Soaring to a height of 288 feet, the Washington D.C. Temple is the tallest temple in the Church.
The Washington D.C. Temple is the only temple outside of Utah to be built with six ordinance rooms. (The temples in Utah with six ordinance rooms are the Ogden Utah Temple, Provo Utah Temple, and Jordan River Utah Temple.)
The Washington D.C. Temple was originally named the Washington Temple.
The Washington D.C. Temple is one of five temples featuring an angel Moroni statue holding the gold plates. (The other four temples are the Los Angeles California Temple, Jordan River Utah Temple, Seattle Washington Temple, and México City México Temple.)
Avard T. Fairbanks was one of nine sculptors who presented models for the Washington D.C. Temple angel Moroni. The 18-foot tall statue was cast in bronze, then covered with gold leaf. Moroni holds the gold plates in his left hand and a trumpet in his right. Fifteen-foot replicas of the statue were used on the Jordan River Utah Temple, Seattle Washington Temple, and México City México Temple.
Under the general direction of Church Architect Emil B. Fetzer, four Latter-day Saint architects collaborated on the design for the Washington D.C. Temple: Fred L. Markham, Henry P. Fetzer, Harold K. Beecher, and Keith W. Wilcox. Of the many design concepts submitted to the First Presidency, Brother Wilcox's design was selected.
The exterior of the Washington D.C. Temple is faced in white Alabama marble, symbolizing purity and enlightenment, which is shaved to 5/8 of an inch in some areas to allow a soft glow of sunlight to pass into the interior during the day.
Beautiful stained glass runs the length of the end towers of the Washington D.C. Temple with rich, vibrant reds and oranges giving way to more translucent blues and violets and finally white. The windows represent the unbroken progress toward the divine available in the gospel and the purity that enters one's life as he rises above earthly cares and reaches heavenward.

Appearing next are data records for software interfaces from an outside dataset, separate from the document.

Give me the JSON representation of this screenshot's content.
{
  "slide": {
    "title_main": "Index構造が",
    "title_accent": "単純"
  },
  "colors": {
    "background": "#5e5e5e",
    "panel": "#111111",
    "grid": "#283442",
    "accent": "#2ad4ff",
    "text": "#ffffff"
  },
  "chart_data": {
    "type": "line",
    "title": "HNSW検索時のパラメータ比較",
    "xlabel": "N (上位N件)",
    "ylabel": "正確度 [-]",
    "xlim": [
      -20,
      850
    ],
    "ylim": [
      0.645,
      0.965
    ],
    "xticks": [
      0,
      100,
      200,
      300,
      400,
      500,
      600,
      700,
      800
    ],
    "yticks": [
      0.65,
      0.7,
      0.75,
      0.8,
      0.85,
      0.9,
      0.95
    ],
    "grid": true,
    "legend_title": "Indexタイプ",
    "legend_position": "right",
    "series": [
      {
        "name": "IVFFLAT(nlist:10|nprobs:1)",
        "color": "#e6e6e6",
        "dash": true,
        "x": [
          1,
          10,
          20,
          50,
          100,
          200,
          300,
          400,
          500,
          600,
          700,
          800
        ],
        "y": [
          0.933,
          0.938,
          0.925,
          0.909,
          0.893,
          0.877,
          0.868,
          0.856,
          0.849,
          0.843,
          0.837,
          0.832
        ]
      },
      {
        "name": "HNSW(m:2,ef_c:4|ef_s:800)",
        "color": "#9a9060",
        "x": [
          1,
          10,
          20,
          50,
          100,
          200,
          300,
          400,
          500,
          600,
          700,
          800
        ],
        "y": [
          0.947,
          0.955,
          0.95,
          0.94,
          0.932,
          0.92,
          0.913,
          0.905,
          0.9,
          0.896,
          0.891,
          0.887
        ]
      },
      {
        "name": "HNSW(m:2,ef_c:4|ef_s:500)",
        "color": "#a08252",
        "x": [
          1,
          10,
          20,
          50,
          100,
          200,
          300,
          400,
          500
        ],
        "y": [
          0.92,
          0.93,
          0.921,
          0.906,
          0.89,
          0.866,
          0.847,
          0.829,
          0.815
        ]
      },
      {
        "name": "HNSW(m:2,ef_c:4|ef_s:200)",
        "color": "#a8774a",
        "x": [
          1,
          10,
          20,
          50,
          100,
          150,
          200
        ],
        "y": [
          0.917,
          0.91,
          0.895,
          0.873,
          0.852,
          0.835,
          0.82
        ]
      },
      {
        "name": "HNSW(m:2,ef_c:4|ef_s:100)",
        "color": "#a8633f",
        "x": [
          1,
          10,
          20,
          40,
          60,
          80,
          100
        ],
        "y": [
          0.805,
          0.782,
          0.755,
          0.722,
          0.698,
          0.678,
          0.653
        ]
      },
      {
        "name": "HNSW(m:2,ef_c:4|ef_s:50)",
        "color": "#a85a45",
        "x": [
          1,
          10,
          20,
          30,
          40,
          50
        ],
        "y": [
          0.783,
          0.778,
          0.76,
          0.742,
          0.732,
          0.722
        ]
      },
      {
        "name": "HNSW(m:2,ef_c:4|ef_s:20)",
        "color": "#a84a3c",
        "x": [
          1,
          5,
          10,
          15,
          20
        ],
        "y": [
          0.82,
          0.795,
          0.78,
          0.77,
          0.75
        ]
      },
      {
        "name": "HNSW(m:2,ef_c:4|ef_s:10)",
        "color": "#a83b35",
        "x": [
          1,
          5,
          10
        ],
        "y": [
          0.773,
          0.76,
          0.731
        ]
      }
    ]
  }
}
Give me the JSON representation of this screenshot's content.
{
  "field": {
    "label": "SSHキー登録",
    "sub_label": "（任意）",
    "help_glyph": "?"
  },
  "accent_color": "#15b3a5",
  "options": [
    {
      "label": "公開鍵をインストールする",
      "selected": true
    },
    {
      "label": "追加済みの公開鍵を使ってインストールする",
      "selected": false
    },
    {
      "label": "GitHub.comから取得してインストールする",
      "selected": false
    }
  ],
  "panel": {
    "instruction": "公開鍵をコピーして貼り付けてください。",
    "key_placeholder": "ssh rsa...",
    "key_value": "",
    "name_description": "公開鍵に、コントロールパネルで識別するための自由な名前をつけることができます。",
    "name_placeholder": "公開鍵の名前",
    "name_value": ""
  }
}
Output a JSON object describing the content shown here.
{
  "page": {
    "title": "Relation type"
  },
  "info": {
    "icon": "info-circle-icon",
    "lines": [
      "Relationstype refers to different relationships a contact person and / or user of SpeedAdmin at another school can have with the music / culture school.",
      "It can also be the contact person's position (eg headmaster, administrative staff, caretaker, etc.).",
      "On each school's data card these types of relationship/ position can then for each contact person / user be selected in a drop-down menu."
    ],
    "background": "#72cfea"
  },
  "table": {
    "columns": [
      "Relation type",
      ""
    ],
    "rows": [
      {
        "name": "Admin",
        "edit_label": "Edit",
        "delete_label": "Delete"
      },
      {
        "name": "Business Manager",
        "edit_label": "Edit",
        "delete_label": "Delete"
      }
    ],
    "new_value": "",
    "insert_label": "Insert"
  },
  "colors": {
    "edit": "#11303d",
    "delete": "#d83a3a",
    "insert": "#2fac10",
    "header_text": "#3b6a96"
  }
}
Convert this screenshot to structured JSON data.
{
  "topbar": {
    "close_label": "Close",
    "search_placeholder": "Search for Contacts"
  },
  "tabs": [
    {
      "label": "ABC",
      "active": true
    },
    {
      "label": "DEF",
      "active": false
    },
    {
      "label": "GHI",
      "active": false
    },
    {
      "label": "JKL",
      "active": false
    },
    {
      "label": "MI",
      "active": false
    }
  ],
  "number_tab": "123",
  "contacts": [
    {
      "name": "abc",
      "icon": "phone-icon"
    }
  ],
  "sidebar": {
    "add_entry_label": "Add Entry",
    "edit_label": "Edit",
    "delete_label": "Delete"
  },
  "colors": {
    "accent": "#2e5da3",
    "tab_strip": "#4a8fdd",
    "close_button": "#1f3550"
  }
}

Eight bronze medallions—symbolizing creation, mortality, and the degrees of glory—are featured on both the gates and the doors of the Washington D.C. Temple. Latter-day Saint sculptor Franz Johansen depicted the Big Dipper and North Star, the earth, the planets, the moon, the stars, the sun, concentric circles representing eternity, and seven concentric pentagons representing the seven dispensations.
The main lobby of the Washington D.C. Temple features a striking 30-foot-long mural depicting the Second Coming of Jesus Christ. An image of the temple itself is incorporated into the mural.
The seven floors of the Washington D.C. Temple represent the six days of creation and the day of rest.
Following the completion ceremonies for the Washington D.C. Temple, in which a time capsule was placed in the northeast corner of the building, President Spencer W. Kimball conducted the largest press conference in the Church's history.
The highly successful public open house of the Washington D.C. Temple was attended by 758,328 guests including special guest Betty Ford—wife of then-U.S. President Gerald Ford. These tours resulted in over 75,000 missionary referrals.
During the ten dedicatory sessions of the Washington D.C. Temple, all but two of the Church's General Authorities delivered speeches.
For a time, the Washington D.C. Temple offered overnight endowment sessions from Friday through Saturday to accommodate the many members who came on the weekend.
1. The Church of Jesus Christ of Latter-day Saints News Release, "Oakland California and Washington D.C. Temples to Close for Renovation," 23 Feb. 2017.